Dataset rows describing interfaces
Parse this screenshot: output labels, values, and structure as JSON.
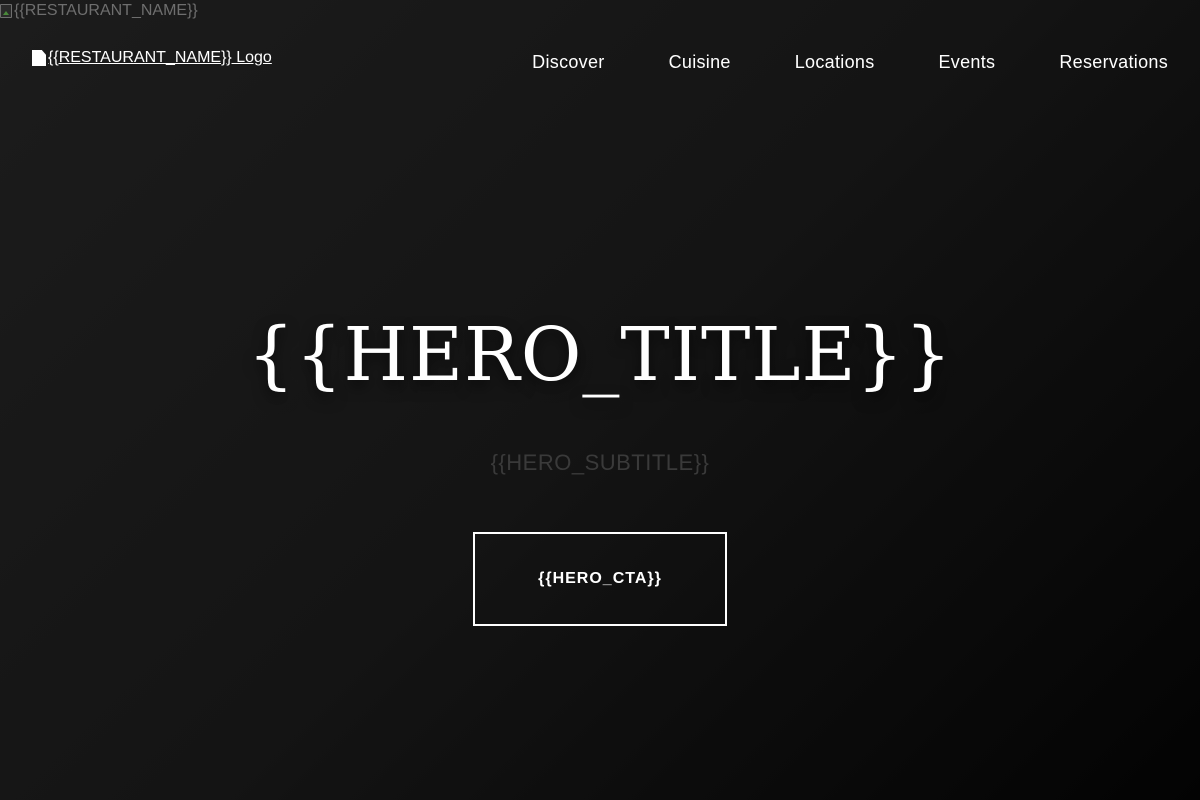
{
  "broken_image": {
    "alt": "{{RESTAURANT_NAME}}"
  },
  "header": {
    "logo_alt": "{{RESTAURANT_NAME}} Logo",
    "nav": [
      {
        "label": "Discover"
      },
      {
        "label": "Cuisine"
      },
      {
        "label": "Locations"
      },
      {
        "label": "Events"
      },
      {
        "label": "Reservations"
      }
    ]
  },
  "hero": {
    "title": "{{HERO_TITLE}}",
    "subtitle": "{{HERO_SUBTITLE}}",
    "cta": "{{HERO_CTA}}"
  },
  "colors": {
    "background": "#161616",
    "text": "#ffffff",
    "subtitle": "#3a3a3a",
    "broken_image_text": "#6e6e6e"
  },
  "icons": {
    "broken_image": "broken-image-icon",
    "logo_broken": "broken-image-icon"
  }
}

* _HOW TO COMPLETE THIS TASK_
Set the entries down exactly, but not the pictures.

* _SOLUTION FOR THIS PROBLEM_
Parse this screenshot: output labels, values, and structure as JSON.
{
  "broken_image": {
    "alt": "{{RESTAURANT_NAME}}"
  },
  "header": {
    "logo_alt": "{{RESTAURANT_NAME}} Logo",
    "nav": [
      {
        "label": "Discover"
      },
      {
        "label": "Cuisine"
      },
      {
        "label": "Locations"
      },
      {
        "label": "Events"
      },
      {
        "label": "Reservations"
      }
    ]
  },
  "hero": {
    "title": "{{HERO_TITLE}}",
    "subtitle": "{{HERO_SUBTITLE}}",
    "cta": "{{HERO_CTA}}"
  },
  "colors": {
    "background": "#161616",
    "text": "#ffffff",
    "subtitle": "#3a3a3a",
    "broken_image_text": "#6e6e6e"
  },
  "icons": {
    "broken_image": "broken-image-icon",
    "logo_broken": "broken-image-icon"
  }
}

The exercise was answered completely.